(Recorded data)

- Opening Delimiter -

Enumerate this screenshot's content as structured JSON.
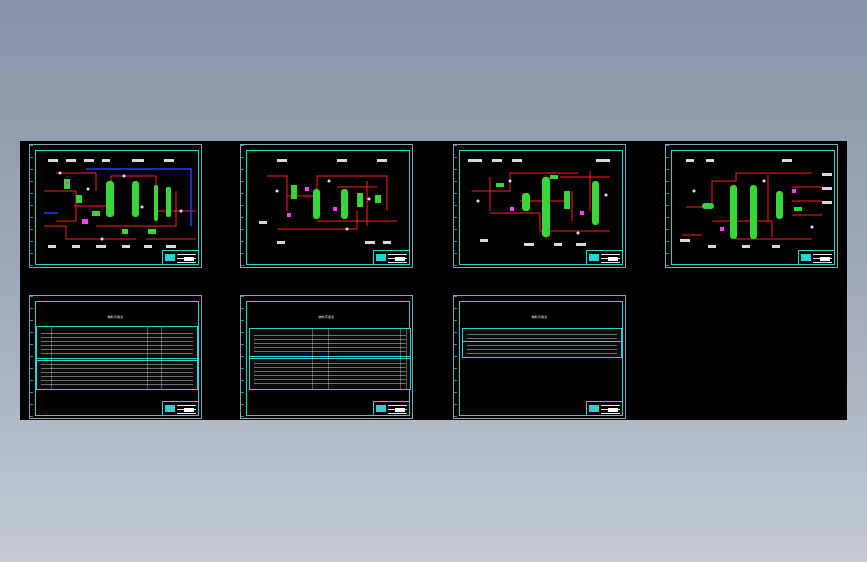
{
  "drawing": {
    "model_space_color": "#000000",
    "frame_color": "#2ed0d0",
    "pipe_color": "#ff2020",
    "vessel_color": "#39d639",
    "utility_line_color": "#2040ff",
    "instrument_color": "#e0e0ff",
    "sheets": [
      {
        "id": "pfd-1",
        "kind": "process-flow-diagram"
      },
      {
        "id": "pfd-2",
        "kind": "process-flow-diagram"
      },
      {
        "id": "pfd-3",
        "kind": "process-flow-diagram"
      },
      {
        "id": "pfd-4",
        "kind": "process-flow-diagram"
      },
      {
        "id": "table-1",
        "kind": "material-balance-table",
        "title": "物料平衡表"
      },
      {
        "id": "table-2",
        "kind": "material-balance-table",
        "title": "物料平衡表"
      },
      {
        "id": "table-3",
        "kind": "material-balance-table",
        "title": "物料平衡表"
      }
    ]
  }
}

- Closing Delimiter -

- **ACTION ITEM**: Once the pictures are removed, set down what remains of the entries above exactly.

- **SOLUTION TO THIS TASK**:
Enumerate this screenshot's content as structured JSON.
{
  "drawing": {
    "model_space_color": "#000000",
    "frame_color": "#2ed0d0",
    "pipe_color": "#ff2020",
    "vessel_color": "#39d639",
    "utility_line_color": "#2040ff",
    "instrument_color": "#e0e0ff",
    "sheets": [
      {
        "id": "pfd-1",
        "kind": "process-flow-diagram"
      },
      {
        "id": "pfd-2",
        "kind": "process-flow-diagram"
      },
      {
        "id": "pfd-3",
        "kind": "process-flow-diagram"
      },
      {
        "id": "pfd-4",
        "kind": "process-flow-diagram"
      },
      {
        "id": "table-1",
        "kind": "material-balance-table",
        "title": "物料平衡表"
      },
      {
        "id": "table-2",
        "kind": "material-balance-table",
        "title": "物料平衡表"
      },
      {
        "id": "table-3",
        "kind": "material-balance-table",
        "title": "物料平衡表"
      }
    ]
  }
}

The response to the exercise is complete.